functional(m, eta2~eta1) <- f

# Default: all parameter values are 1. Here we change the covariate effect on eta1
d <- sim(m, n=200, seed=1, p=c('eta1~z'=-1))

head(d)

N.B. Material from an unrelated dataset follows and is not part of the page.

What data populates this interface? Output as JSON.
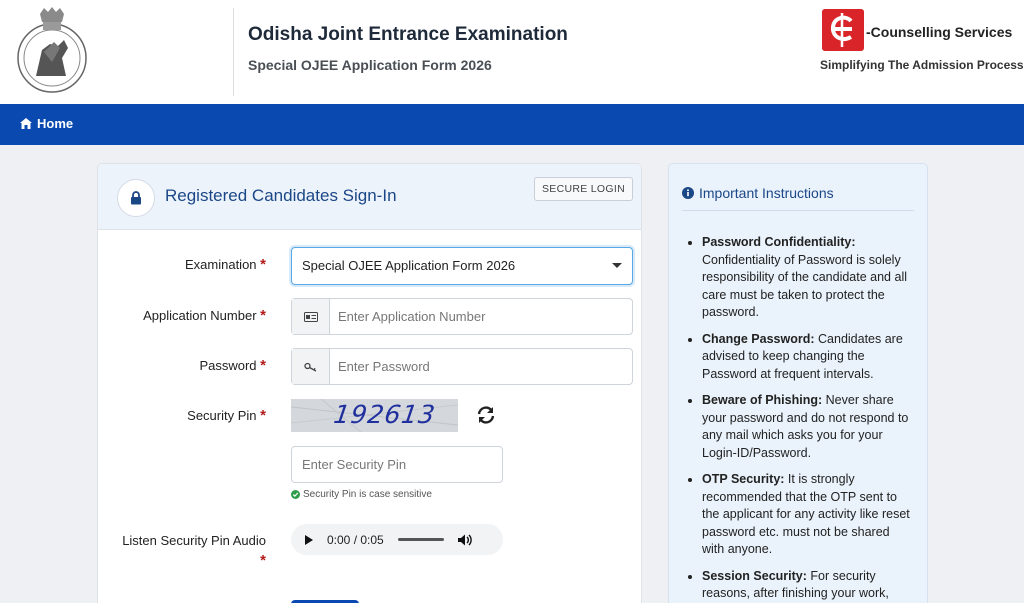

          x1         x2         x3       eta1         y1         y2         y3
1 -1.3117148 -0.2758592  0.3891800 -0.6852610  0.6565382  2.8784121  0.1864112
2  1.6733480  3.1785780  3.3853595  1.4897047 -0.9867733  1.9512415  2.7624733
3  0.5661292  2.9883463  0.7987605  1.4017578  0.5694039 -1.2966555 -2.2827075
4  1.7946719 -0.1315167 -0.1914767  0.1993911  0.7221921  0.9447854 -1.3720646
5  0.3702222 -2.2445211 -0.3755076  0.0407144 -0.3144152  0.3546089  0.9828617
6 -2.8786355  0.4394945 -2.4338245 -2.0581671 -4.1310534 -5.6157543 -3.0456611
eta2           z
1  1.7434470  0.34419403
2  0.8393097  0.01271984
3 -0.4258779 -0.87345013
4  0.7340538  0.34280028
5  0.2852132 -0.17738775
6 -3.9531055  0.92143325


Specification of stage 1

    m1 <- lvm(x1+x2+x3 ~ eta1, eta1 ~ z, latent = ~ eta1)


Specification of stage 2:

      m2 <- lvm() %>%
regression(y1+y2+y3 ~ eta2) %>%
regression(eta2 ~ z) %>%
latent(~ eta2) %>%


Estimation:

(mm <- twostage(m1, m2, data=d))

                    Estimate Std. Error  Z-value   P-value
Measurements:
y2~eta2           0.98628    0.04612 21.38536    <1e-12
y3~eta2           0.97614    0.05203 18.76166    <1e-12
Regressions:
eta2~z            1.08890    0.17735  6.13990 8.257e-10
eta2~eta1_1       1.13932    0.15548  7.32770    <1e-12
eta2~eta1_2      -0.38404    0.05770 -6.65582 2.817e-11
Intercepts:
y2               -0.09581    0.11350 -0.84413    0.3986
y3                0.01440    0.10849  0.13273    0.8944
eta2              0.50414    0.17550  2.87264  0.004071
Residual Variances:
y1                1.27777    0.18980  6.73206
y2                1.02924    0.13986  7.35895
y3                0.82589    0.14089  5.86181
eta2              1.94918    0.26911  7.24305

  pf <- function(p) p["eta2"]+p["eta2~eta1_1"]*u + p["eta2~eta1_2"]*u^2
plot(mm,f=pf,data=data.frame(u=seq(-2,2,length.out=100)),lwd=2)